THE PROBLEM: Ignoring the pictures, copy the data exactly.

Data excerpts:

....................

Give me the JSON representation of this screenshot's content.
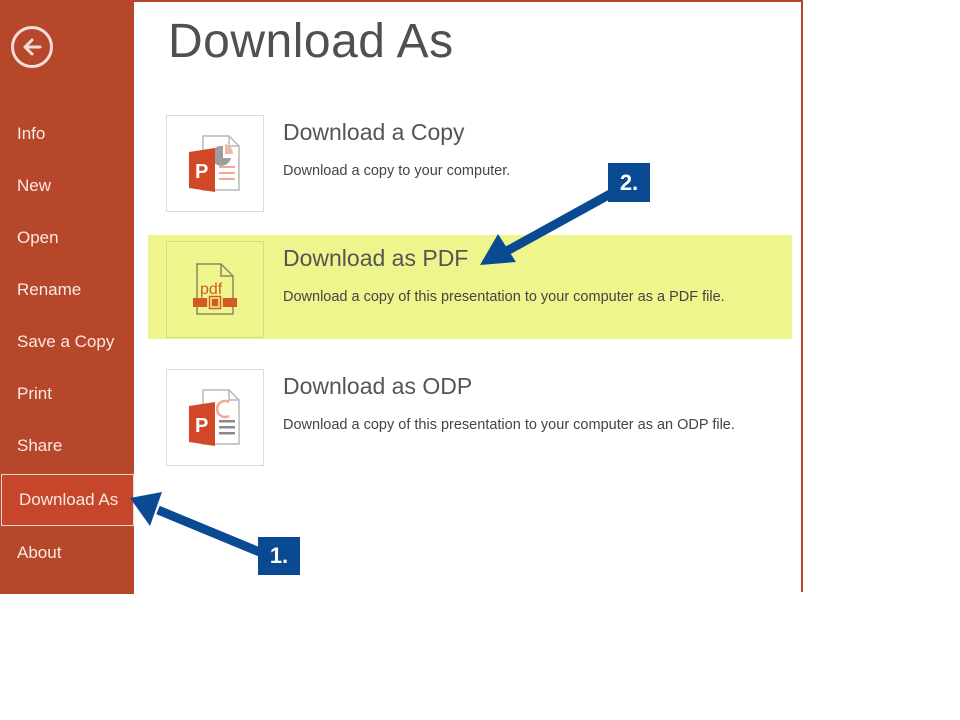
{
  "page": {
    "title": "Download As"
  },
  "sidebar": {
    "back_icon": "back-arrow-circle-icon",
    "items": [
      {
        "label": "Info",
        "active": false
      },
      {
        "label": "New",
        "active": false
      },
      {
        "label": "Open",
        "active": false
      },
      {
        "label": "Rename",
        "active": false
      },
      {
        "label": "Save a Copy",
        "active": false
      },
      {
        "label": "Print",
        "active": false
      },
      {
        "label": "Share",
        "active": false
      },
      {
        "label": "Download As",
        "active": true
      },
      {
        "label": "About",
        "active": false
      }
    ]
  },
  "options": [
    {
      "title": "Download a Copy",
      "description": "Download a copy to your computer.",
      "icon": "powerpoint-file-icon",
      "highlighted": false
    },
    {
      "title": "Download as PDF",
      "description": "Download a copy of this presentation to your computer as a PDF file.",
      "icon": "pdf-file-icon",
      "highlighted": true
    },
    {
      "title": "Download as ODP",
      "description": "Download a copy of this presentation to your computer as an ODP file.",
      "icon": "odp-file-icon",
      "highlighted": false
    }
  ],
  "annotations": [
    {
      "label": "1.",
      "points_to": "Download As"
    },
    {
      "label": "2.",
      "points_to": "Download as PDF"
    }
  ],
  "colors": {
    "sidebar": "#b7472a",
    "highlight": "#eef58c",
    "callout": "#0a4a92"
  }
}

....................

RESULT OF THIS TASK:
Give me the JSON representation of this screenshot's content.
{
  "page": {
    "title": "Download As"
  },
  "sidebar": {
    "back_icon": "back-arrow-circle-icon",
    "items": [
      {
        "label": "Info",
        "active": false
      },
      {
        "label": "New",
        "active": false
      },
      {
        "label": "Open",
        "active": false
      },
      {
        "label": "Rename",
        "active": false
      },
      {
        "label": "Save a Copy",
        "active": false
      },
      {
        "label": "Print",
        "active": false
      },
      {
        "label": "Share",
        "active": false
      },
      {
        "label": "Download As",
        "active": true
      },
      {
        "label": "About",
        "active": false
      }
    ]
  },
  "options": [
    {
      "title": "Download a Copy",
      "description": "Download a copy to your computer.",
      "icon": "powerpoint-file-icon",
      "highlighted": false
    },
    {
      "title": "Download as PDF",
      "description": "Download a copy of this presentation to your computer as a PDF file.",
      "icon": "pdf-file-icon",
      "highlighted": true
    },
    {
      "title": "Download as ODP",
      "description": "Download a copy of this presentation to your computer as an ODP file.",
      "icon": "odp-file-icon",
      "highlighted": false
    }
  ],
  "annotations": [
    {
      "label": "1.",
      "points_to": "Download As"
    },
    {
      "label": "2.",
      "points_to": "Download as PDF"
    }
  ],
  "colors": {
    "sidebar": "#b7472a",
    "highlight": "#eef58c",
    "callout": "#0a4a92"
  }
}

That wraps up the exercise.